Who Really Gets Rich Off High Gas Prices?
From NCPA August 7, 2012
With the average price of gas in America hovering around $3.50 per gallon for regular unleaded, it costs more than $50 to fill a typical car's 15 gallon tank this summer. It is in situations like this that blame is immediately levied on greedy oil company owners and gas station administrators. However, further analysis shows that these parties deserve little blame, says Drew Johnson, a senior fellow at the Taxpayers Protection Alliance.
This is first true in the sense that the portion of gasoline prices that are siphoned off by oil companies and gasoline stations is relatively small.
· Crude oil costs make up about 76 percent of the cost of gasoline, according to U.S. Energy Information Administration (EIA).
· Thus $2.66 of a $3.50 gallon of gasoline is set by global markets reacting to supply and demand.
· Further, the refining process, in which gasoline is extracted from crude oil and other ingredients are added, is responsible for 6 percent of the cost of gasoline, according to the EIA.
· Distribution and marketing -- this includes the shipping and transportation of the gasoline, a markup to cover retailers' expenses, and any advertising created to appeal to customers -- constitutes another 6 percent of gas prices.
· The remaining 12 percent goes directly to federal, state and local governments in an array of sales and excise taxes.
This distribution of the profits of gasoline is encompassed in the following comparison: Exxon, the quintessential oil company that is vilified for high prices, made profits of seven cents per gallon in 2011, while governments at every level reaped 50 cents per gallon through taxation.
Furthermore, this exploitation of a necessary good for taxation purposes seems poised to continue to increase over the near term.

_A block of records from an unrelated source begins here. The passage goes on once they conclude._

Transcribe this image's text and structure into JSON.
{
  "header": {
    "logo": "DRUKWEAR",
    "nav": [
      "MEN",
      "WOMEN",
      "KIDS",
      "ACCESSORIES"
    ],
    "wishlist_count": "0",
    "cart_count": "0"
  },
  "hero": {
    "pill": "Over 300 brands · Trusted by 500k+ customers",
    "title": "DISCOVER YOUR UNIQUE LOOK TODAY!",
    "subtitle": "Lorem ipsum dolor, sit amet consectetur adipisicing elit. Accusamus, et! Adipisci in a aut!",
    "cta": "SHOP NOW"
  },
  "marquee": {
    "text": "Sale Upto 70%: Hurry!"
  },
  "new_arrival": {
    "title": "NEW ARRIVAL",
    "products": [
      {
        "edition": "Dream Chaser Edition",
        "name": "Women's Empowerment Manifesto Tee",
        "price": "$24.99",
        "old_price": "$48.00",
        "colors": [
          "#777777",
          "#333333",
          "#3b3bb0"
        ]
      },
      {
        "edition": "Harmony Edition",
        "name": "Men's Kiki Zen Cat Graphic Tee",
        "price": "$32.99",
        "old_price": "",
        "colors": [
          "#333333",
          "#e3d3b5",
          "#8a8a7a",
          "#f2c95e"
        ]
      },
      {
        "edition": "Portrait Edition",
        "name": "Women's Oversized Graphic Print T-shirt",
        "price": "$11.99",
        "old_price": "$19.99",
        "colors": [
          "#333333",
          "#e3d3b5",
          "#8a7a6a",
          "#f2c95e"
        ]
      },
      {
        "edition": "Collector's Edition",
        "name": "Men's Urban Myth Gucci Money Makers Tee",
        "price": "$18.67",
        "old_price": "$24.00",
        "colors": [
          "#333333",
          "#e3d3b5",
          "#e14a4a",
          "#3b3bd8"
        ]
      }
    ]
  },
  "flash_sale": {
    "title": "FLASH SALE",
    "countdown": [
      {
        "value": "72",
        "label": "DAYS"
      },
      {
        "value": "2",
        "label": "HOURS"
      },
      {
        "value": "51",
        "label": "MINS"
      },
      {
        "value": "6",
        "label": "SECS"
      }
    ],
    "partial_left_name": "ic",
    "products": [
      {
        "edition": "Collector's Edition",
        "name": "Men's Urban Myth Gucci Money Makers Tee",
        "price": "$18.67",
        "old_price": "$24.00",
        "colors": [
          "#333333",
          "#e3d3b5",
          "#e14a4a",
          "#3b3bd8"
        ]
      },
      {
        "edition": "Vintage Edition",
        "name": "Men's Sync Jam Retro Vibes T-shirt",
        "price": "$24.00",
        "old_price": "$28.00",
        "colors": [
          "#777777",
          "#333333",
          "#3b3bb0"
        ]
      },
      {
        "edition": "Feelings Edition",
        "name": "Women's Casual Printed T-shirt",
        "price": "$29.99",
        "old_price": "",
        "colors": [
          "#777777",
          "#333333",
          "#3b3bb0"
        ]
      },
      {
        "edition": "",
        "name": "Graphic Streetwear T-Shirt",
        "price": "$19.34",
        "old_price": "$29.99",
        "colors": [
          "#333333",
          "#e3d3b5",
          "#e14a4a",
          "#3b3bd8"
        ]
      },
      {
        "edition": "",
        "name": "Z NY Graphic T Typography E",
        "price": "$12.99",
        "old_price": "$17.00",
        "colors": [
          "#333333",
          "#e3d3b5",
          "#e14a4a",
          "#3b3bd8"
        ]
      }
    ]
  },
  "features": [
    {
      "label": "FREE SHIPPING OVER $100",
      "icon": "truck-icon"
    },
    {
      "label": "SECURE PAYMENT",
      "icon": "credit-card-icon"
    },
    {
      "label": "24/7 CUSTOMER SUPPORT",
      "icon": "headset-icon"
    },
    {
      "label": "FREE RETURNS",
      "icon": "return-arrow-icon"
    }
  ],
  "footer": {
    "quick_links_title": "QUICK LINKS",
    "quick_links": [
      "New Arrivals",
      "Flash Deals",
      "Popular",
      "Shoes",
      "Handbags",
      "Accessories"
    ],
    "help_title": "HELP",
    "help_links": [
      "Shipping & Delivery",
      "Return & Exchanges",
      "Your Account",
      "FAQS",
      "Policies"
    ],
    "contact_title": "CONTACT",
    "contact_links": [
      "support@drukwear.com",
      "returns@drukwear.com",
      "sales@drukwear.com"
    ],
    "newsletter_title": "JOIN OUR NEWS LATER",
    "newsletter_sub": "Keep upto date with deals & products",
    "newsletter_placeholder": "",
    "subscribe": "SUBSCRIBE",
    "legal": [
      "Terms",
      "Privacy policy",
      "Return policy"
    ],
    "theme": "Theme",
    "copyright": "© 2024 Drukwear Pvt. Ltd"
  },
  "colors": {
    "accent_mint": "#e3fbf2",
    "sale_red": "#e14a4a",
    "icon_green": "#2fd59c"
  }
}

Local tax jurisdictions are increasingly levying taxes of their own, adding to already existing state and federal taxes.
· In California, local sales and excise taxes on gasoline average 3.1 percent, according to the Los Angeles Times.
· That works out to about 12 cents in local taxes for each gallon of gas, based on the state's current average of $3.80 per gallon.
· Las Vegas has enacted a similarly burdensome 10-cents-per-gallon tax of its own.
Source: Drew Johnson, "Who Really Gets Rich Off High Gas Prices?" Wall Street Journal, August 2, 2012.